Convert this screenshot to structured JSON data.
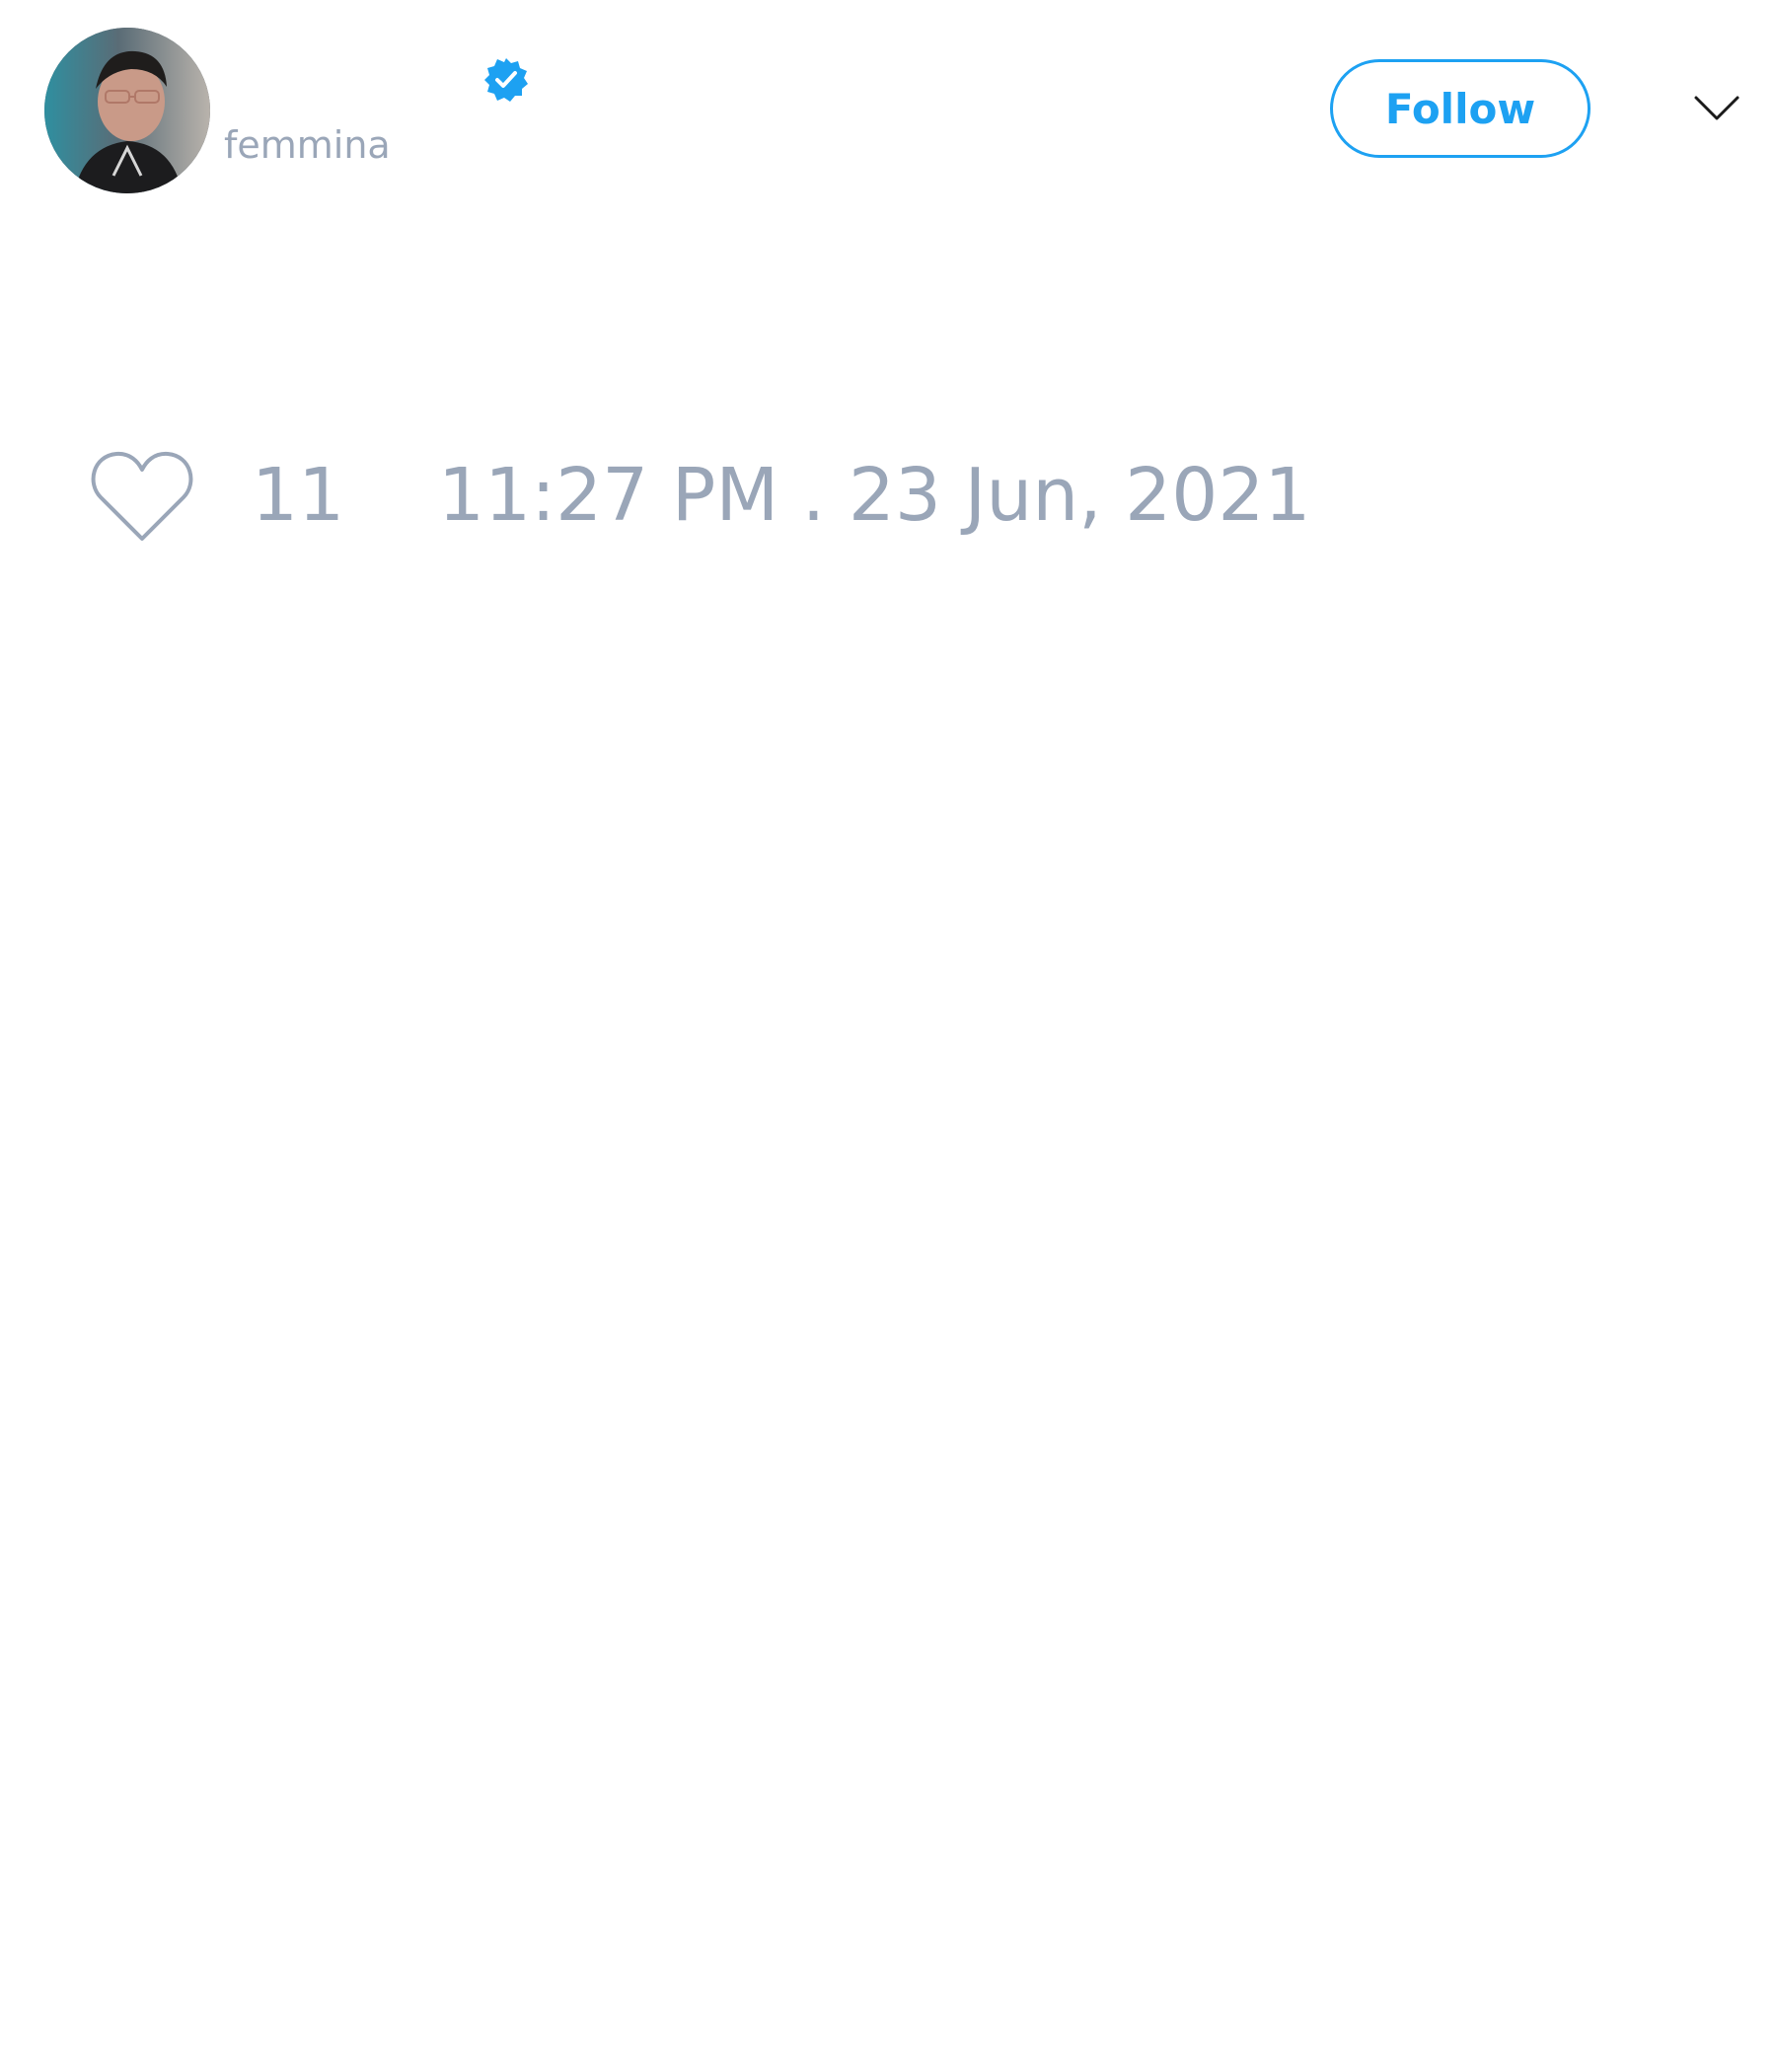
{
  "tweet": {
    "author": {
      "handle": "femmina",
      "verified": true,
      "avatar_icon": "profile-photo"
    },
    "follow_label": "Follow",
    "menu_icon": "chevron-down-icon",
    "like_icon": "heart-outline-icon",
    "like_count": "11",
    "timestamp": "11:27 PM . 23 Jun, 2021"
  },
  "colors": {
    "accent": "#1da1f2",
    "muted_text": "#9aa6b8",
    "background": "#ffffff"
  }
}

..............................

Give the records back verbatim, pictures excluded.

Answer space:
Convert this screenshot to structured JSON data.
{
  "tweet": {
    "author": {
      "handle": "femmina",
      "verified": true,
      "avatar_icon": "profile-photo"
    },
    "follow_label": "Follow",
    "menu_icon": "chevron-down-icon",
    "like_icon": "heart-outline-icon",
    "like_count": "11",
    "timestamp": "11:27 PM . 23 Jun, 2021"
  },
  "colors": {
    "accent": "#1da1f2",
    "muted_text": "#9aa6b8",
    "background": "#ffffff"
  }
}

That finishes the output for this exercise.